Stonehenge is perhaps the world’s most famous prehistoric monument in England. It was built in several stages between 5000BC and 2500BC. Today, it forms the heart of a World Heritage Site, along with nearby Avebury. The English Heritage website provides very useful information to help plan your journey.
The Roman Baths is one of the finest historic sites in the UK. Hidden beneath the present city of Bath, it consists of the remarkably preserved remains of one of the finest religious spas of the ancient world. The city’s unique thermal springs rise in the site and the Baths still flow with natural hot water. Visit the Roman Baths website for tickets, and to plan your journey.
Right on our doorstep is one of the most intriguing and atmospheric sites in Britain.

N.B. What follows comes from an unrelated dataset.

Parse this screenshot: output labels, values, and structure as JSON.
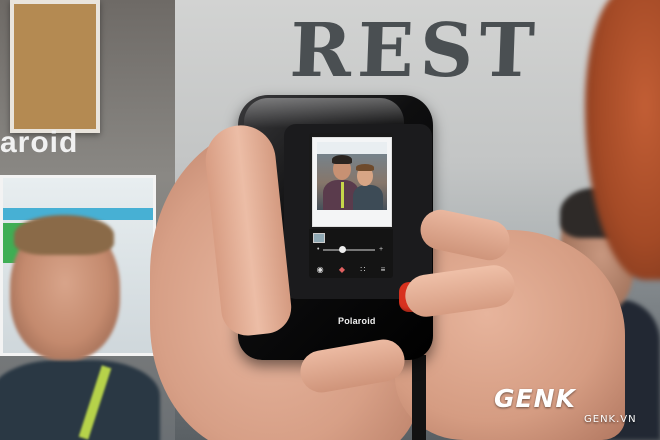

Uffington ‘Castle’, is a rare and outstanding example of a large Iron Age hillfort and it occupies the summit of Whitehorse Hill. The Uffington White Horse is a highly stylised prehistoric hill figure formed from deep trenches filled with crushed white chalk. It’s the oldest chalk-cut hill figure in Britain. And nearby is Dragon Hill, a natural mound about 10 metres high. It is said to be the site where St. George slew the dragon.
Portchester Castle in Hampshire offers a fantastic insight into various periods of British history and originally dates back to the Roman era. Portchester Castle was originally built during Roman times in the late 3rd century and it is the country’s only example of a Roman fort whose walls still stand complete up to around six metres. The English heritage website provides useful information to help plan your journey.